I left the Centre not long after that, as I could feel my head about to explode. I couldn't stop the questions that ran amok in my head. However, several important lessons of that day were stuck in my memory, namely:
* Start with what you know, no matter how insignificant it may be. A piece of information that you do not consider important may be vital to someone who is experienced in the matter.
* Learn how to correctly use the piece of equipment you use in your searches. Many records are available on microfiche or microfilm. Learn how to use these properly to maximise your search experience.
* Ask your extended family questions about their childhood experiences, where they went to school, grew up, memories they have. Write it down as they speak, or better still, record them. If I had done this, I would have known my paternal grandmother's maiden name, and places of birth, so the search would have been much quicker.

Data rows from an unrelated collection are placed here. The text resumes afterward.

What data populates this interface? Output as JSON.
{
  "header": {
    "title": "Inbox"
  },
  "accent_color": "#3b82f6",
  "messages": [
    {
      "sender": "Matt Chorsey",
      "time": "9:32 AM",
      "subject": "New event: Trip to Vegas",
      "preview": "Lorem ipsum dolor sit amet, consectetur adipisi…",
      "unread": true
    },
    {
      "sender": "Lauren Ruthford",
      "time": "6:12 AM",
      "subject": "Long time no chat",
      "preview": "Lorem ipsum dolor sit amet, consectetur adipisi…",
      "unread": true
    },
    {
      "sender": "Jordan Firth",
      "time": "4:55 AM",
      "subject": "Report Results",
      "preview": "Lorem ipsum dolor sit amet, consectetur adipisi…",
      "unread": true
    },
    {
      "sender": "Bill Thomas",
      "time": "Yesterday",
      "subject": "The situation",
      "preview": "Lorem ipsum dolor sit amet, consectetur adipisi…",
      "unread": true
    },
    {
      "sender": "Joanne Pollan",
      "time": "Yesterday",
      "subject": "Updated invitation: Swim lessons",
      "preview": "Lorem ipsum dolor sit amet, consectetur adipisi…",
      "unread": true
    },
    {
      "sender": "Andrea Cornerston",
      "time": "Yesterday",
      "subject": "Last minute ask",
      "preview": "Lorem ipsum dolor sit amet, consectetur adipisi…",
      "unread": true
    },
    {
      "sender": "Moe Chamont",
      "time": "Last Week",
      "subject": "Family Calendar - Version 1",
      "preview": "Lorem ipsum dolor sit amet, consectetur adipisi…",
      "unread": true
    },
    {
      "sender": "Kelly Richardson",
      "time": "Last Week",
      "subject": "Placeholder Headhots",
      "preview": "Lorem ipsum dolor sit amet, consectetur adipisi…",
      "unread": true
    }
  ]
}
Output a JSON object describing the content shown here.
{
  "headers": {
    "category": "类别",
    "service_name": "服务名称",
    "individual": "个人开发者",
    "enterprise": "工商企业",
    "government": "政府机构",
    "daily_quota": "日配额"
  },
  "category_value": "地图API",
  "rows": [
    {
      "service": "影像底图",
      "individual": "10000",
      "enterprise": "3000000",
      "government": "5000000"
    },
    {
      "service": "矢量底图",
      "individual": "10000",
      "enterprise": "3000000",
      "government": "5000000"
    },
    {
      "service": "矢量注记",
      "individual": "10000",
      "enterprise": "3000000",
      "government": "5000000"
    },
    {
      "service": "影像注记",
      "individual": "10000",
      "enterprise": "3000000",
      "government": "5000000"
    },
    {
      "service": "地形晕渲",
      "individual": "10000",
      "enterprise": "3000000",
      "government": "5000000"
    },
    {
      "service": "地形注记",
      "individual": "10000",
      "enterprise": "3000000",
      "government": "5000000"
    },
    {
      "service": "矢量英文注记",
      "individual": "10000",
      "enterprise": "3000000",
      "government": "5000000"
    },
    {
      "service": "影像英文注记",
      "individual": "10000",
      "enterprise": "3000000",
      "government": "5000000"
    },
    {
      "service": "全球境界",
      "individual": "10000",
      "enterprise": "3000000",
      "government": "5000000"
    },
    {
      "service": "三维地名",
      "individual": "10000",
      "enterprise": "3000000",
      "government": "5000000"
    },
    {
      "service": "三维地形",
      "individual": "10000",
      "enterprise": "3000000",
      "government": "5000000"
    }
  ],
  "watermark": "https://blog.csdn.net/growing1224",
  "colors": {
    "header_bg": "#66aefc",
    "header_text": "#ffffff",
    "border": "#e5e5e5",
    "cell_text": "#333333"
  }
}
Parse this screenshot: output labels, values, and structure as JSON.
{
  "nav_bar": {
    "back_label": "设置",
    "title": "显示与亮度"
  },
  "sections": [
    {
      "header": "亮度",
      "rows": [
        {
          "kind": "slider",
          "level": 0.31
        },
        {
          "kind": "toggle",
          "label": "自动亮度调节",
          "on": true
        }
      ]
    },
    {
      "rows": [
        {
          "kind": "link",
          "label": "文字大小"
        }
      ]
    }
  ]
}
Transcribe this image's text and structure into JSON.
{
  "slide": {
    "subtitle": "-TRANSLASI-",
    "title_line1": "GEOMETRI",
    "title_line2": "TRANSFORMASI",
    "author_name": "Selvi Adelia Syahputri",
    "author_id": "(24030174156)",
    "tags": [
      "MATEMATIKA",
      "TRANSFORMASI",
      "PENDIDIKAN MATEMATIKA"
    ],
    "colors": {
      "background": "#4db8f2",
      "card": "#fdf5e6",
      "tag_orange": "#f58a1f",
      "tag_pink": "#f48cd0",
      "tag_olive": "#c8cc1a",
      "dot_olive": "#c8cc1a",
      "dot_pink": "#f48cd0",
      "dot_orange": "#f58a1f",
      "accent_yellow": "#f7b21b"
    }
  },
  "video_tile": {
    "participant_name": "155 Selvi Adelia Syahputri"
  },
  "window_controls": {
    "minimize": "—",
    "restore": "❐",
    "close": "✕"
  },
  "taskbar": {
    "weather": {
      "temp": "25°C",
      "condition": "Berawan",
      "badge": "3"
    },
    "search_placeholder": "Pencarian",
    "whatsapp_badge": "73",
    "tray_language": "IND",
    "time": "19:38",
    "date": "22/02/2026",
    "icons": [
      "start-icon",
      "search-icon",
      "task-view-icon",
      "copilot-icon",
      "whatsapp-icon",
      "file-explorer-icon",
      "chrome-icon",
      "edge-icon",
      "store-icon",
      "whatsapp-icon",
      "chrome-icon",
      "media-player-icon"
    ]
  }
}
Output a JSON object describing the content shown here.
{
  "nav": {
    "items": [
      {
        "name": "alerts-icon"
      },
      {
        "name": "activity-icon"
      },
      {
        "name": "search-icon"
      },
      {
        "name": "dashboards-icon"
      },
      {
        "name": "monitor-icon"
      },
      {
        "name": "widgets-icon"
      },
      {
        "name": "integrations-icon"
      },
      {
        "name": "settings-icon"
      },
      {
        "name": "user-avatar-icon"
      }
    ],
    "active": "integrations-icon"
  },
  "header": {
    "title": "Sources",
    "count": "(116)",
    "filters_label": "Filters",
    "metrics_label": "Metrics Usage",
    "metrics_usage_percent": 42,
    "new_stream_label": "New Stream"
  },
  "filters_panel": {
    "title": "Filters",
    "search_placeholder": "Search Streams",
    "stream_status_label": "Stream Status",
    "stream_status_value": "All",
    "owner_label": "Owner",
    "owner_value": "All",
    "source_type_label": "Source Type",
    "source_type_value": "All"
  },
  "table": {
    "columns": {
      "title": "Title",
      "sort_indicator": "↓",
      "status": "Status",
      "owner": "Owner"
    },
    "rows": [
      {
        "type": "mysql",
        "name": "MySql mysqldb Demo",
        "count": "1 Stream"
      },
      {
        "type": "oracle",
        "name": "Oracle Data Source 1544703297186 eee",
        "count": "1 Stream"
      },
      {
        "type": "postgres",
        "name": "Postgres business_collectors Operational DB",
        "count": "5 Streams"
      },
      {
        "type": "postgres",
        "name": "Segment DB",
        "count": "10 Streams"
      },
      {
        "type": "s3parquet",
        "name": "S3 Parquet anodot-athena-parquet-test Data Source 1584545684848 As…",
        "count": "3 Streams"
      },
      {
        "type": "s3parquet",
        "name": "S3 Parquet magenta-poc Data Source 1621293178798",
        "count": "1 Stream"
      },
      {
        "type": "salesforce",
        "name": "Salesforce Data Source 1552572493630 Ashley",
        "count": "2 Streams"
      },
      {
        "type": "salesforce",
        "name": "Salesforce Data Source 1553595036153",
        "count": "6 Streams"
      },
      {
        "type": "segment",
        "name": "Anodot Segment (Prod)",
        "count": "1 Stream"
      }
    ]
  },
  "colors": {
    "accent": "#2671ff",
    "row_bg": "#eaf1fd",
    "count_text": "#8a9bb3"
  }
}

* Be open to discovery. You may find something that doesn't match your own knowledge, but that doesn't mean you should disregard it. For example, my grandfather always joked with he and his siblings had no middle names as they were too poor to afford them! And yet, in his marriage record, he had listed 'Sebastian' as his middle name. This was not on his birth details. So where did the name of Sebastian come from? Also, listen to oral family history, but always back it up with an official source if possible. I aim for, at the very least, two sources to back up my information found (for example, oral data in addition to official birth information.) Which leads to my next pointer...
* Keep a written record of everything you find! Either on hard copy (paper) or electronically, but do keep it. There are many types of free family history templates that you can complete, or you can download a software program to use (I use Family Tree Maker).
* Keep a separate record of data you can't quite understand (like the middle name of 'Sebastian' for my grandfather). You can incorporate this into your family tree once verified at a later date.
* Record your sources! Every one of them! This proves invaluable once your tree starts to grow and you may start to question some data. The reliability of your information will become crucial. Aunt Maud may swear that her mother was born in 1900, but if her official birth record is listed as 1898, this is more likely to be accurate (though not always, but I'll leave that for another blog.)
So, I was on my way to planting my family tree. Who knew that one morning at an LDS Centre would evolve into such an obsession? What should I do next? Where should I go to continue?
My search was just beginning...
Till next time!